    And the whole personhood/performance thing. I'm not type A, but I do know that I make comparisons. I sometimes find myself defending my oldest son for being "only where he is" and that he hasn't hit a milestone sooner. The thing is, that isn't who he is. He learns in his way, does things in his way, and I love him that way. So yes, it took him quite a while to learn to walk, not because he couldn't, but because he has to think it all through and figure it out first. And when he decided to do it, he did it with gusto. It took him longer than some in his preschool class to know his alphabet, but it wasn't that he didn't know it, it was that he wasn't ready to share his knowledge - he didn't trust that he knew it well enough yet. But when he did, multiple letters came out at once. It was really cool to watch. And a reminder to me to take him as he is, and not measure his worth by standards and timelines that I have in my head. He ends up there, within a reasonable developmental timeframe, but gets there his way.

    And finally, the big "aha" moment for me while reading this book and maybe her first one too, was realizing that my biggest fear was that my children would reject me as their mother because I didn't give birth to them. And that they would see their "true" mother as the one who did give birth to them. But I also realized that I am their mother and I couldn't be the mother that they need and that I want to be if I held on to this fear, because they need me to talk about their lifestories, they need me to help them understand, and that responsibility is awesome and humbling.

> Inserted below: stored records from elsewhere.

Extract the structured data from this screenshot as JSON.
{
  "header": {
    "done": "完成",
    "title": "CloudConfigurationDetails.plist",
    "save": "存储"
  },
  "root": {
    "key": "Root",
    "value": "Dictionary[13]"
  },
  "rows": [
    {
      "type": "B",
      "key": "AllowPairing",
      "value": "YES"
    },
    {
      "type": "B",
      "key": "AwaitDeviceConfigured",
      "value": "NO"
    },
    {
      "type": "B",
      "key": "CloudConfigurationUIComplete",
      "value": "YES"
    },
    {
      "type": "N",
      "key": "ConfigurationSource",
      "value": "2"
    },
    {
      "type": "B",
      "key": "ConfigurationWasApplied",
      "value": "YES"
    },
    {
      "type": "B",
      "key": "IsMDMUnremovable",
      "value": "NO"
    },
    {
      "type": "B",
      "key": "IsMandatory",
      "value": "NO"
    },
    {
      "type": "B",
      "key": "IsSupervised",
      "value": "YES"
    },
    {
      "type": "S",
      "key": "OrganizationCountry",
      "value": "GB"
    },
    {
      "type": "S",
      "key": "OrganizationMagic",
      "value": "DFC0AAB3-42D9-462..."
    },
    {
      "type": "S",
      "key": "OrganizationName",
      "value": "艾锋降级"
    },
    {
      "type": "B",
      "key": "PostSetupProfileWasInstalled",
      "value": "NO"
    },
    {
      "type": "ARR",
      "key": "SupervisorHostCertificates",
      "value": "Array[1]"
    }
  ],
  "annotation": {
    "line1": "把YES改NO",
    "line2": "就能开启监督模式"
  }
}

  4. My definition of being a successful parent? Loving, supportive, stable, devoted. In the past I thought I'd know if I had truly been successful if my child told me I did an okay job and they turned out 'well adjusted'. Now I think 'well adjusted' is a hard thing to measure. People are all designed a little different and so being well adjusted can vary a lot to I think. It's more like 'well-adjusted for your life circumstances and genetics' which is hard to ever judge. I hope that my parenting will result in a child who is proud of his birth culture and the one he's being raised in, and a child who understands that his family consists of two families who are both important to his being. All I can do is my best though, and all my child can do is his best and who knows what the result will be? So I guess I'm back to my first statement and have to stick to judging myself by being my best as a mother and hope my child will do his best in life too and love him no matter what.

    The sweet-spot of success confused me so I won't comment.


We'd love to hear from you but we aren't mind readers, OK? Just take a minute to share your thoughts and you'll make us really, really happy.